Make us your home page

Today’s top headlines delivered to you daily.

(View our Privacy Policy)

Q&A: Navy submarines, tennis scoring, states without death penalty

77 subs, divided into 4 classes

How many submarines are in service at the present time?

According to the U.S. Navy's website, there are 77 submarines either in service, under construction or under contract to be built.

There are 18 submarines that carry ballistic or guided missiles. They are the Ohio class. All have a home base either in Bangor, Wash., or King's Bay, Ga. There are 59 "attack" submarines, all nuclear-propelled and spread around the United States or U.S. territories. They are divided into three classes:

• The Los Angeles class has 43 submarines.

• The Virginia class has 13.

• The Seawolf class has 3.

You can read more about the fleet at; type in submarines into the search box.

For answers to all sorts of submarine questions, see

What the deuce is up in tennis?

In tennis scoring, "deuce" is called when both players become tied at 40, and it means that one player has to win two consecutive points in order to be declared the winner of that game. My question is, why is it that "30 all" is not considered "deuce"? If one player scores the next two consecutive points he also is declared winner of the game.

You are correct, and you're not the only one who has pondered the peculiarities of this and tennis scoring in general.

Our research has yielded no logical explanation why 30-30 isn't also deuce, except that the tradition of the game states that it's called 30-30, and only 40-40 is considered deuce.

Tennis scoring is widely believed to have originated in medieval France. According to the U.S. Tennis Association website:

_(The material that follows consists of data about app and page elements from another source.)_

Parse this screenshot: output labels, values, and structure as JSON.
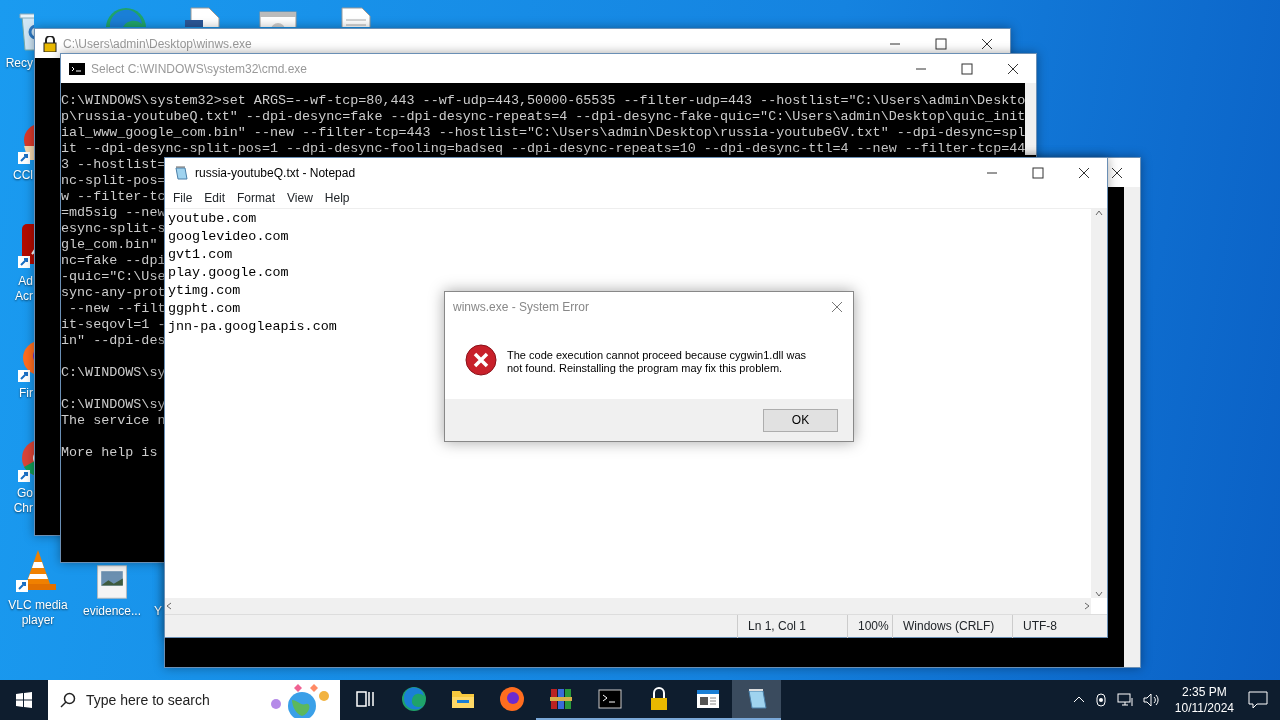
{
  "desktop_icons": [
    {
      "kind": "recycle-bin",
      "label": "Recy"
    },
    {
      "kind": "edge"
    },
    {
      "kind": "word-doc"
    },
    {
      "kind": "settings-window"
    },
    {
      "kind": "text-file"
    },
    {
      "kind": "ccleaner",
      "label": "CCl"
    },
    {
      "kind": "acrobat",
      "label": "Ad\nAcr"
    },
    {
      "kind": "firefox",
      "label": "Fir"
    },
    {
      "kind": "chrome",
      "label": "Go\nChr"
    },
    {
      "kind": "vlc",
      "label": "VLC media player"
    },
    {
      "kind": "image-file",
      "label": "evidence..."
    },
    {
      "kind": "blank",
      "label": "Y"
    }
  ],
  "winws_window": {
    "title": "C:\\Users\\admin\\Desktop\\winws.exe",
    "active": false
  },
  "cmd_window": {
    "title": "Select C:\\WINDOWS\\system32\\cmd.exe",
    "active": false,
    "blocks": [
      [
        "C:\\WINDOWS\\system32>set ARGS=--wf-tcp=80,443 --wf-udp=443,50000-65535 --filter-udp=443 --hostlist=\"C:\\Users\\admin\\Deskto",
        "p\\russia-youtubeQ.txt\" --dpi-desync=fake --dpi-desync-repeats=4 --dpi-desync-fake-quic=\"C:\\Users\\admin\\Desktop\\quic_init",
        "ial_www_google_com.bin\" --new --filter-tcp=443 --hostlist=\"C:\\Users\\admin\\Desktop\\russia-youtubeGV.txt\" --dpi-desync=spl",
        "it --dpi-desync-split-pos=1 --dpi-desync-fooling=badseq --dpi-desync-repeats=10 --dpi-desync-ttl=4 --new --filter-tcp=44",
        "3 --hostlist=",
        "nc-split-pos=",
        "w --filter-tc",
        "=md5sig --new",
        "esync-split-s",
        "gle_com.bin\"",
        "nc=fake --dpi",
        "-quic=\"C:\\Use",
        "sync-any-prot",
        " --new --filt",
        "it-seqovl=1 -",
        "in\" --dpi-des"
      ],
      [
        "C:\\WINDOWS\\sy"
      ],
      [
        "C:\\WINDOWS\\sy",
        "The service n"
      ],
      [
        "More help is"
      ]
    ]
  },
  "notepad": {
    "title": "russia-youtubeQ.txt - Notepad",
    "active": true,
    "menu": [
      "File",
      "Edit",
      "Format",
      "View",
      "Help"
    ],
    "lines": [
      "youtube.com",
      "googlevideo.com",
      "gvt1.com",
      "play.google.com",
      "ytimg.com",
      "ggpht.com",
      "jnn-pa.googleapis.com"
    ],
    "status": [
      "Ln 1, Col 1",
      "100%",
      "Windows (CRLF)",
      "UTF-8"
    ]
  },
  "dialog": {
    "title": "winws.exe - System Error",
    "message": "The code execution cannot proceed because cygwin1.dll was not found. Reinstalling the program may fix this problem.",
    "button": "OK"
  },
  "taskbar": {
    "search_placeholder": "Type here to search",
    "apps": [
      {
        "kind": "task-view",
        "running": false,
        "active": false
      },
      {
        "kind": "edge",
        "running": false,
        "active": false
      },
      {
        "kind": "folder",
        "running": false,
        "active": false
      },
      {
        "kind": "firefox",
        "running": false,
        "active": false
      },
      {
        "kind": "winrar",
        "running": true,
        "active": false
      },
      {
        "kind": "terminal",
        "running": true,
        "active": false
      },
      {
        "kind": "lock",
        "running": true,
        "active": false
      },
      {
        "kind": "window-app",
        "running": true,
        "active": false
      },
      {
        "kind": "notepad",
        "running": true,
        "active": true
      }
    ],
    "time": "2:35 PM",
    "date": "10/11/2024"
  }
}
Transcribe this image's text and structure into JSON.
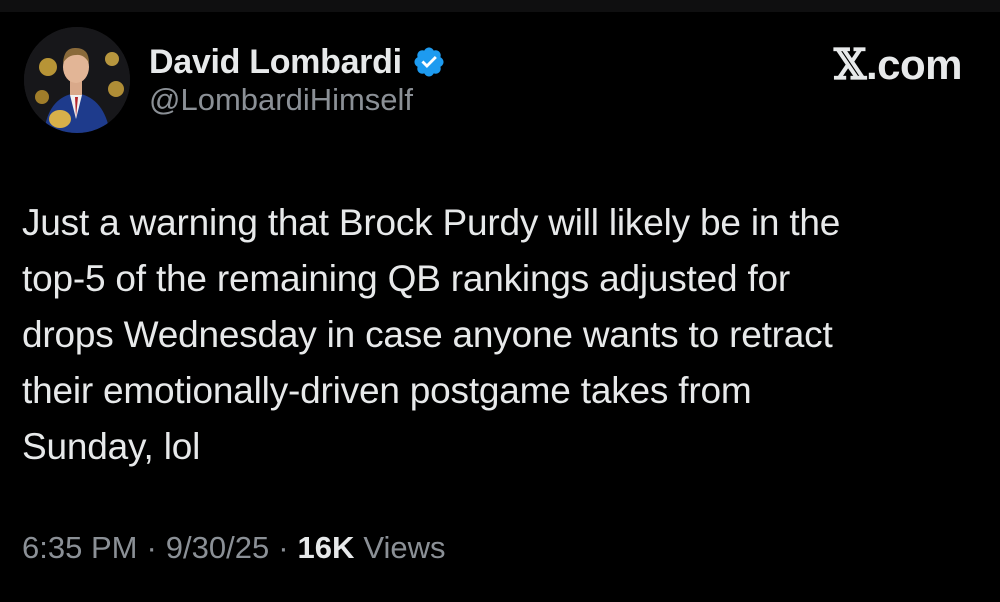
{
  "author": {
    "display_name": "David Lombardi",
    "handle": "@LombardiHimself",
    "verified_color": "#1d9bf0"
  },
  "brand": {
    "glyph": "𝕏",
    "suffix": ".com"
  },
  "tweet": {
    "text": "Just a warning that Brock Purdy will likely be in the\ntop-5 of the remaining QB rankings adjusted for\ndrops Wednesday in case anyone wants to retract\ntheir emotionally-driven postgame takes from\nSunday, lol"
  },
  "meta": {
    "time": "6:35 PM",
    "date": "9/30/25",
    "separator": "·",
    "views_count": "16K",
    "views_label": "Views"
  }
}
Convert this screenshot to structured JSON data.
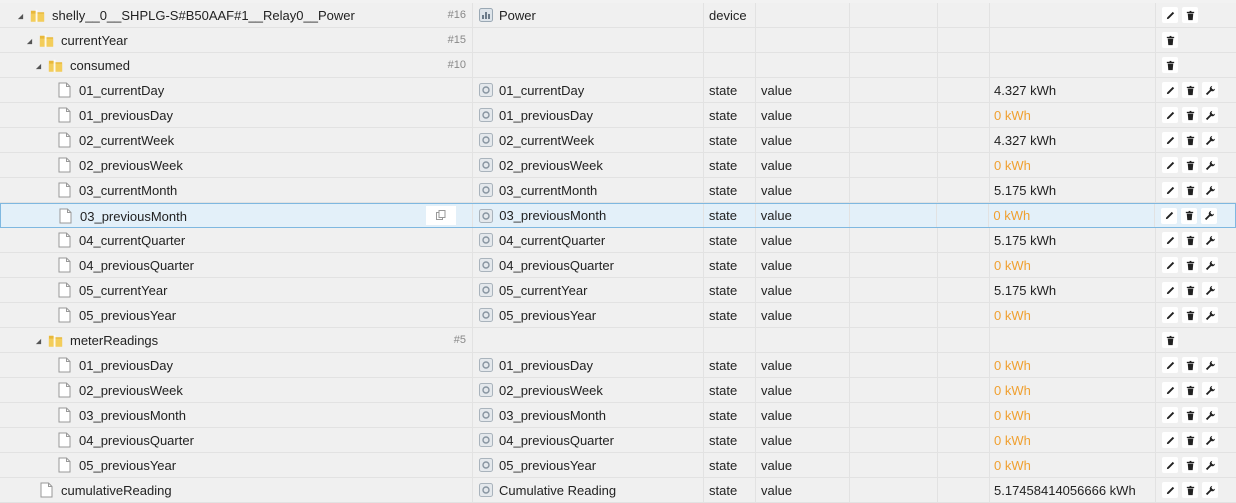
{
  "rows": [
    {
      "level": 0,
      "kind": "folder",
      "expanded": true,
      "id": "shelly__0__SHPLG-S#B50AAF#1__Relay0__Power",
      "count": "#16",
      "name": "Power",
      "name_icon": "device-icon",
      "type": "device",
      "role": "",
      "value": "",
      "zero": false,
      "actions": [
        "edit",
        "delete"
      ]
    },
    {
      "level": 1,
      "kind": "folder",
      "expanded": true,
      "id": "currentYear",
      "count": "#15",
      "name": "",
      "name_icon": "",
      "type": "",
      "role": "",
      "value": "",
      "zero": false,
      "actions": [
        "delete"
      ]
    },
    {
      "level": 2,
      "kind": "folder",
      "expanded": true,
      "id": "consumed",
      "count": "#10",
      "name": "",
      "name_icon": "",
      "type": "",
      "role": "",
      "value": "",
      "zero": false,
      "actions": [
        "delete"
      ]
    },
    {
      "level": 3,
      "kind": "file",
      "id": "01_currentDay",
      "count": "",
      "name": "01_currentDay",
      "name_icon": "state-icon",
      "type": "state",
      "role": "value",
      "value": "4.327 kWh",
      "zero": false,
      "actions": [
        "edit",
        "delete",
        "wrench"
      ]
    },
    {
      "level": 3,
      "kind": "file",
      "id": "01_previousDay",
      "count": "",
      "name": "01_previousDay",
      "name_icon": "state-icon",
      "type": "state",
      "role": "value",
      "value": "0 kWh",
      "zero": true,
      "actions": [
        "edit",
        "delete",
        "wrench"
      ]
    },
    {
      "level": 3,
      "kind": "file",
      "id": "02_currentWeek",
      "count": "",
      "name": "02_currentWeek",
      "name_icon": "state-icon",
      "type": "state",
      "role": "value",
      "value": "4.327 kWh",
      "zero": false,
      "actions": [
        "edit",
        "delete",
        "wrench"
      ]
    },
    {
      "level": 3,
      "kind": "file",
      "id": "02_previousWeek",
      "count": "",
      "name": "02_previousWeek",
      "name_icon": "state-icon",
      "type": "state",
      "role": "value",
      "value": "0 kWh",
      "zero": true,
      "actions": [
        "edit",
        "delete",
        "wrench"
      ]
    },
    {
      "level": 3,
      "kind": "file",
      "id": "03_currentMonth",
      "count": "",
      "name": "03_currentMonth",
      "name_icon": "state-icon",
      "type": "state",
      "role": "value",
      "value": "5.175 kWh",
      "zero": false,
      "actions": [
        "edit",
        "delete",
        "wrench"
      ]
    },
    {
      "level": 3,
      "kind": "file",
      "id": "03_previousMonth",
      "count": "",
      "name": "03_previousMonth",
      "name_icon": "state-icon",
      "type": "state",
      "role": "value",
      "value": "0 kWh",
      "zero": true,
      "selected": true,
      "actions": [
        "edit",
        "delete",
        "wrench"
      ]
    },
    {
      "level": 3,
      "kind": "file",
      "id": "04_currentQuarter",
      "count": "",
      "name": "04_currentQuarter",
      "name_icon": "state-icon",
      "type": "state",
      "role": "value",
      "value": "5.175 kWh",
      "zero": false,
      "actions": [
        "edit",
        "delete",
        "wrench"
      ]
    },
    {
      "level": 3,
      "kind": "file",
      "id": "04_previousQuarter",
      "count": "",
      "name": "04_previousQuarter",
      "name_icon": "state-icon",
      "type": "state",
      "role": "value",
      "value": "0 kWh",
      "zero": true,
      "actions": [
        "edit",
        "delete",
        "wrench"
      ]
    },
    {
      "level": 3,
      "kind": "file",
      "id": "05_currentYear",
      "count": "",
      "name": "05_currentYear",
      "name_icon": "state-icon",
      "type": "state",
      "role": "value",
      "value": "5.175 kWh",
      "zero": false,
      "actions": [
        "edit",
        "delete",
        "wrench"
      ]
    },
    {
      "level": 3,
      "kind": "file",
      "id": "05_previousYear",
      "count": "",
      "name": "05_previousYear",
      "name_icon": "state-icon",
      "type": "state",
      "role": "value",
      "value": "0 kWh",
      "zero": true,
      "actions": [
        "edit",
        "delete",
        "wrench"
      ]
    },
    {
      "level": 2,
      "kind": "folder",
      "expanded": true,
      "id": "meterReadings",
      "count": "#5",
      "name": "",
      "name_icon": "",
      "type": "",
      "role": "",
      "value": "",
      "zero": false,
      "actions": [
        "delete"
      ]
    },
    {
      "level": 3,
      "kind": "file",
      "id": "01_previousDay",
      "count": "",
      "name": "01_previousDay",
      "name_icon": "state-icon",
      "type": "state",
      "role": "value",
      "value": "0 kWh",
      "zero": true,
      "actions": [
        "edit",
        "delete",
        "wrench"
      ]
    },
    {
      "level": 3,
      "kind": "file",
      "id": "02_previousWeek",
      "count": "",
      "name": "02_previousWeek",
      "name_icon": "state-icon",
      "type": "state",
      "role": "value",
      "value": "0 kWh",
      "zero": true,
      "actions": [
        "edit",
        "delete",
        "wrench"
      ]
    },
    {
      "level": 3,
      "kind": "file",
      "id": "03_previousMonth",
      "count": "",
      "name": "03_previousMonth",
      "name_icon": "state-icon",
      "type": "state",
      "role": "value",
      "value": "0 kWh",
      "zero": true,
      "actions": [
        "edit",
        "delete",
        "wrench"
      ]
    },
    {
      "level": 3,
      "kind": "file",
      "id": "04_previousQuarter",
      "count": "",
      "name": "04_previousQuarter",
      "name_icon": "state-icon",
      "type": "state",
      "role": "value",
      "value": "0 kWh",
      "zero": true,
      "actions": [
        "edit",
        "delete",
        "wrench"
      ]
    },
    {
      "level": 3,
      "kind": "file",
      "id": "05_previousYear",
      "count": "",
      "name": "05_previousYear",
      "name_icon": "state-icon",
      "type": "state",
      "role": "value",
      "value": "0 kWh",
      "zero": true,
      "actions": [
        "edit",
        "delete",
        "wrench"
      ]
    },
    {
      "level": 1,
      "kind": "file",
      "id": "cumulativeReading",
      "count": "",
      "name": "Cumulative Reading",
      "name_icon": "state-icon",
      "type": "state",
      "role": "value",
      "value": "5.17458414056666 kWh",
      "zero": false,
      "actions": [
        "edit",
        "delete",
        "wrench"
      ]
    }
  ],
  "colors": {
    "zero_value": "#f0a030",
    "selected_row": "#e3f0f9",
    "folder": "#e8b83a"
  }
}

"The current scoring was based on the model of the clock: 15, 30, 40 (shortened from 45) and then game). 'Love' came from the French word for egg (l'oeuf), which looks like a zero. The Anglicized pronunciation became 'love.' "

16 states eschew death penalty

I heard that when Illinois ended the death penalty earlier this month, it was the 16th state to do so. What are the others?

The states without a death penalty, and the year in which they ended it:

Alaska (1957), Hawaii (1948), Illinois (2011), Iowa (1965), Maine (1887), Massachusetts (1984), Michigan (1846), Minnesota (1911), New Jersey (2007), New Mexico (2009), New York (2007), North Dakota (1973), Rhode Island (1984), Vermont (1964), West Virginia (1965) and Wisconsin (1853). The District of Columbia also abolished the death penalty (1981).

That leaves, of course, 34 states that still impose the death penalty, including Florida, which had 394 people on death row as of March 10, according to the Department of Corrections.

Q&A: Navy submarines, tennis scoring, states without death penalty 03/21/11 [Last modified: Monday, March 21, 2011 11:31pm]
Photo reprints | Article reprints

© 2017 Tampa Bay Times


Join the discussion: Click to view comments, add yours

  1. Review: Jason Aldean fires up a country-dude party at Tampa's MidFlorida Credit Union Amphitheatre


    Country music has a dude problem.

    I’m not talking about the proliferation of mindless bro country over the past half-decade, nor am I referring to the fact that most of Nashville’s best music these days comes not from said bros, from female singers and songwriters.

    Jason Aldean performed at the MidFlorida Credit Union Amphitheatre in Tampa on Aug. 18, 2018.
  2. President Trump offers prayers for Kissimmee police


    President Donald Trump reacted to the police shooting in Kissimmee:

  3. Kissimmee police officer dies, one gravely wounded; Jacksonville officers shot


    KISSIMMEE — A Kissimmee police officer died and a second was gravely wounded Friday night, police Chief Jeff O'Dell said.

    Two police officers have been shot and killed in Kissimmee, authorities say. The shooting happened in the area of Palmway and Cypress around 9:30 p.m. on Friday, Aug. 18, 2017. Photo courtesy of
  4. Longest home run at Trop and Erasmo Ramirez's pitching doom Rays (w/video)

    The Heater

    ST. PETERSBURG — Kevin Kiermaier returned. The problem was, so did Erasmo Ramirez.

    Seattle Mariners first baseman Yonder Alonso (10) scores on the double by Seattle Mariners designated hitter Nelson Cruz (23) in the first inning of the game between the Seattle Mariners and the Tampa Bay Rays at Tropicana Field in St. Petersburg, Fla. on Friday, August 18, 2017.
  5. 'Road to Nowhere' is back: Next phase of Suncoast Parkway coming


    Despite intense public opposition and dubious traffic projections, the Florida Department of Transportation has announced that construction of the toll road known as "Suncoast 2" is expected to start in early 2018.

    The Suncoast Parkway ends at U.S. 98 just south of Citrus County. For years residents have opposed extending the toll road, a project dubbed the "Suncoast 2" into Citrus County. But state officials recently announced that the Suncoast 2 should start construction in early 2018. [Stephen J. Coddington  |  TIMES]